• _Work item_: Search the data for the word "test" and copy every line that contains it.

• _Material provided_:
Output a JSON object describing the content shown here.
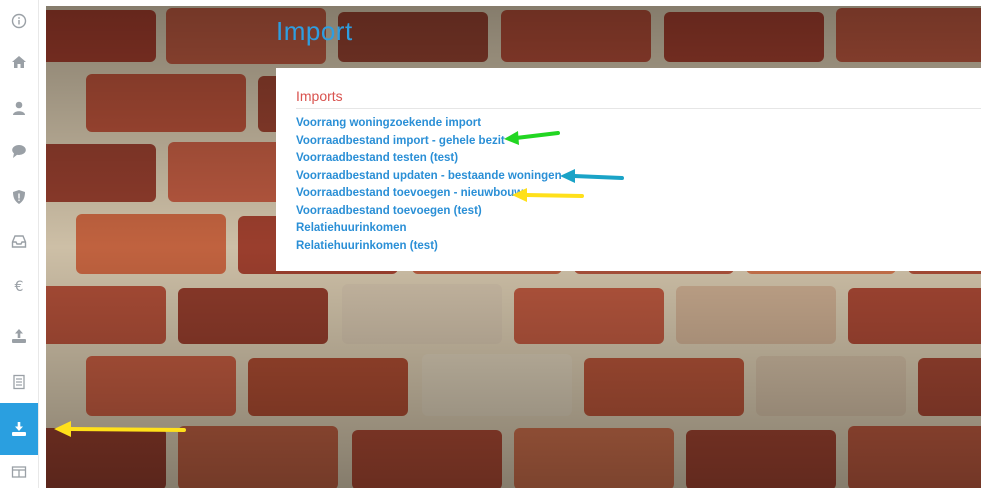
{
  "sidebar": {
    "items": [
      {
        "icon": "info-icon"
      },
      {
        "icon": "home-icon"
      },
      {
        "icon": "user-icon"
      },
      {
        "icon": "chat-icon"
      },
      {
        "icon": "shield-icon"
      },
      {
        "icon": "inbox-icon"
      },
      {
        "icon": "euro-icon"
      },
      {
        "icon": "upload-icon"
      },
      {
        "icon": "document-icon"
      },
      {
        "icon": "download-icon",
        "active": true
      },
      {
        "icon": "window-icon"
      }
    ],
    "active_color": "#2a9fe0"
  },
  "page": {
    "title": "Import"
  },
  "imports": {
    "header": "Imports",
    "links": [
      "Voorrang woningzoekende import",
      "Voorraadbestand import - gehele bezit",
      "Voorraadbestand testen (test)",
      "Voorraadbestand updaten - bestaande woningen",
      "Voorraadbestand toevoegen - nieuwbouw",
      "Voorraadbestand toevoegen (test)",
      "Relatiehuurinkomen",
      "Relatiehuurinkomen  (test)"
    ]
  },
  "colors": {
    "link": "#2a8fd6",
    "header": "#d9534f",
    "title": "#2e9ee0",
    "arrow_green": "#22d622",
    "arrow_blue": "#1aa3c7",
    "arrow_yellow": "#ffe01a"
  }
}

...

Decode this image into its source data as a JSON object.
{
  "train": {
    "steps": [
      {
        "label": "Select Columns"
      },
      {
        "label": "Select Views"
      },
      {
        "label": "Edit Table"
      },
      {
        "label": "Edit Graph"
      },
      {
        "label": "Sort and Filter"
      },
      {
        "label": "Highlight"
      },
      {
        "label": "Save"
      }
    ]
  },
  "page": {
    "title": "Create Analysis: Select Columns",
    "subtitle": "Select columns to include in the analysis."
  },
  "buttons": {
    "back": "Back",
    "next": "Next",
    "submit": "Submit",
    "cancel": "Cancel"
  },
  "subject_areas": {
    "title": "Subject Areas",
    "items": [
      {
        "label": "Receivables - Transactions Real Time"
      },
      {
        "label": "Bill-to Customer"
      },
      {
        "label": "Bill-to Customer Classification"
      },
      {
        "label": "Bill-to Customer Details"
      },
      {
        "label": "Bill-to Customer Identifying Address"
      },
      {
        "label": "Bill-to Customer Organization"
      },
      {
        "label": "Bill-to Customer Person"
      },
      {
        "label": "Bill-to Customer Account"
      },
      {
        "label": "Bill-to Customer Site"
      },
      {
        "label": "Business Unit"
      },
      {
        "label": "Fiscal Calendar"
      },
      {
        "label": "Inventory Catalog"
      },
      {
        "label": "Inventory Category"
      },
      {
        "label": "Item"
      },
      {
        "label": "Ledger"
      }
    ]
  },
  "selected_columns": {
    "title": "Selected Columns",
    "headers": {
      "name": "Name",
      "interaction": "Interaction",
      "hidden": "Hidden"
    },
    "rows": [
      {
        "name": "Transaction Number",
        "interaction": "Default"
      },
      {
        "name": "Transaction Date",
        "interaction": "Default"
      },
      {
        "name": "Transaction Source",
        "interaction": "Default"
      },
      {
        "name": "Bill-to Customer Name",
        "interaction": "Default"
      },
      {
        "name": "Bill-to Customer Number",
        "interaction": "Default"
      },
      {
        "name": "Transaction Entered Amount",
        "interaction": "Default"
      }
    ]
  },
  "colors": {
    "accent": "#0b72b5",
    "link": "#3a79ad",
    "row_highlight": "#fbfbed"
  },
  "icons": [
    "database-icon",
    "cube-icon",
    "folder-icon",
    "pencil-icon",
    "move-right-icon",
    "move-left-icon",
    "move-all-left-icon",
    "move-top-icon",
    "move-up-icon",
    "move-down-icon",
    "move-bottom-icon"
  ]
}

• _Exercise solution_:
      "Voorraadbestand testen (test)",
      "Voorraadbestand toevoegen (test)",
      "Relatiehuurinkomen  (test)"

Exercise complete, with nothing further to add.